§ PROMPT
Restate the data exactly, with nothing altered.

★ ★ ★ ★

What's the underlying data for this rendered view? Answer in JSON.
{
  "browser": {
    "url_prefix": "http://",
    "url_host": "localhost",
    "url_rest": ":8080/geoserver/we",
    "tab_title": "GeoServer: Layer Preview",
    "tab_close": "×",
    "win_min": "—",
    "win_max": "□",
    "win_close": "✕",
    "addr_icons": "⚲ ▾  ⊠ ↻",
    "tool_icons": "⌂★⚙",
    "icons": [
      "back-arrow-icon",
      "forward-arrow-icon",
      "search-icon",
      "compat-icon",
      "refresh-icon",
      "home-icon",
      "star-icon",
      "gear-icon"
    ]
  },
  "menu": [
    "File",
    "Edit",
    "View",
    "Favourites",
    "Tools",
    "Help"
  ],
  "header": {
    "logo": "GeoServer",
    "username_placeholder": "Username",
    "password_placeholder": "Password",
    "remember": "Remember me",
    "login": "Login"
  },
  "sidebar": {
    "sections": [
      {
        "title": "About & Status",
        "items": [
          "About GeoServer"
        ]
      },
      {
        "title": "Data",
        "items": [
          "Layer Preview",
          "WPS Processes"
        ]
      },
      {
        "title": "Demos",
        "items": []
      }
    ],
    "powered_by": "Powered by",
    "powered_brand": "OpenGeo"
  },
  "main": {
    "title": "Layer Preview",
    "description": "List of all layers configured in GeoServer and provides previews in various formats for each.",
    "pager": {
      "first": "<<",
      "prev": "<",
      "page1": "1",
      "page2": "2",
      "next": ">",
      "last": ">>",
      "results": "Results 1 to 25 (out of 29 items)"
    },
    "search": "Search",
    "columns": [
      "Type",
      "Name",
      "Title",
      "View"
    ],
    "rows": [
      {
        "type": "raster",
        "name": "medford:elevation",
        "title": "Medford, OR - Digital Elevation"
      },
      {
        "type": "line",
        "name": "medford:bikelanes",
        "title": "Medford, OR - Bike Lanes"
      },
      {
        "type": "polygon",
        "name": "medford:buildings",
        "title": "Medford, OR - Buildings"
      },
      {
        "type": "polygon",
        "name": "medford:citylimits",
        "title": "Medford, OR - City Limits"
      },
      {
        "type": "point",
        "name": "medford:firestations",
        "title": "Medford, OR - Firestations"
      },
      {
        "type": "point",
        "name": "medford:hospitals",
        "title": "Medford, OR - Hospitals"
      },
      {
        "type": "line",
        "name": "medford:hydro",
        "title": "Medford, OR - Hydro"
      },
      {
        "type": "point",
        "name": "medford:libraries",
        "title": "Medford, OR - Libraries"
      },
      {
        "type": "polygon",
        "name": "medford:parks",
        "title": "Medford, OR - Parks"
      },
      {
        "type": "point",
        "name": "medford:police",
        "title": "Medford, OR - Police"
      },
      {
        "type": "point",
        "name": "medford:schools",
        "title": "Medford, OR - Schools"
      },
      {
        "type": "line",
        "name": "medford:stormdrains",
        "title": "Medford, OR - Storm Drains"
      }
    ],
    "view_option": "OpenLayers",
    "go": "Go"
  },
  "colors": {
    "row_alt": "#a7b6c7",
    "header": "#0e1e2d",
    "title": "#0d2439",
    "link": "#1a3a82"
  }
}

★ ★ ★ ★

§ THE COMPLETED TASK
What's the underlying data for this rendered view? Answer in JSON.
{
  "browser": {
    "url_prefix": "http://",
    "url_host": "localhost",
    "url_rest": ":8080/geoserver/we",
    "tab_title": "GeoServer: Layer Preview",
    "tab_close": "×",
    "win_min": "—",
    "win_max": "□",
    "win_close": "✕",
    "addr_icons": "⚲ ▾  ⊠ ↻",
    "tool_icons": "⌂★⚙",
    "icons": [
      "back-arrow-icon",
      "forward-arrow-icon",
      "search-icon",
      "compat-icon",
      "refresh-icon",
      "home-icon",
      "star-icon",
      "gear-icon"
    ]
  },
  "menu": [
    "File",
    "Edit",
    "View",
    "Favourites",
    "Tools",
    "Help"
  ],
  "header": {
    "logo": "GeoServer",
    "username_placeholder": "Username",
    "password_placeholder": "Password",
    "remember": "Remember me",
    "login": "Login"
  },
  "sidebar": {
    "sections": [
      {
        "title": "About & Status",
        "items": [
          "About GeoServer"
        ]
      },
      {
        "title": "Data",
        "items": [
          "Layer Preview",
          "WPS Processes"
        ]
      },
      {
        "title": "Demos",
        "items": []
      }
    ],
    "powered_by": "Powered by",
    "powered_brand": "OpenGeo"
  },
  "main": {
    "title": "Layer Preview",
    "description": "List of all layers configured in GeoServer and provides previews in various formats for each.",
    "pager": {
      "first": "<<",
      "prev": "<",
      "page1": "1",
      "page2": "2",
      "next": ">",
      "last": ">>",
      "results": "Results 1 to 25 (out of 29 items)"
    },
    "search": "Search",
    "columns": [
      "Type",
      "Name",
      "Title",
      "View"
    ],
    "rows": [
      {
        "type": "raster",
        "name": "medford:elevation",
        "title": "Medford, OR - Digital Elevation"
      },
      {
        "type": "line",
        "name": "medford:bikelanes",
        "title": "Medford, OR - Bike Lanes"
      },
      {
        "type": "polygon",
        "name": "medford:buildings",
        "title": "Medford, OR - Buildings"
      },
      {
        "type": "polygon",
        "name": "medford:citylimits",
        "title": "Medford, OR - City Limits"
      },
      {
        "type": "point",
        "name": "medford:firestations",
        "title": "Medford, OR - Firestations"
      },
      {
        "type": "point",
        "name": "medford:hospitals",
        "title": "Medford, OR - Hospitals"
      },
      {
        "type": "line",
        "name": "medford:hydro",
        "title": "Medford, OR - Hydro"
      },
      {
        "type": "point",
        "name": "medford:libraries",
        "title": "Medford, OR - Libraries"
      },
      {
        "type": "polygon",
        "name": "medford:parks",
        "title": "Medford, OR - Parks"
      },
      {
        "type": "point",
        "name": "medford:police",
        "title": "Medford, OR - Police"
      },
      {
        "type": "point",
        "name": "medford:schools",
        "title": "Medford, OR - Schools"
      },
      {
        "type": "line",
        "name": "medford:stormdrains",
        "title": "Medford, OR - Storm Drains"
      }
    ],
    "view_option": "OpenLayers",
    "go": "Go"
  },
  "colors": {
    "row_alt": "#a7b6c7",
    "header": "#0e1e2d",
    "title": "#0d2439",
    "link": "#1a3a82"
  }
}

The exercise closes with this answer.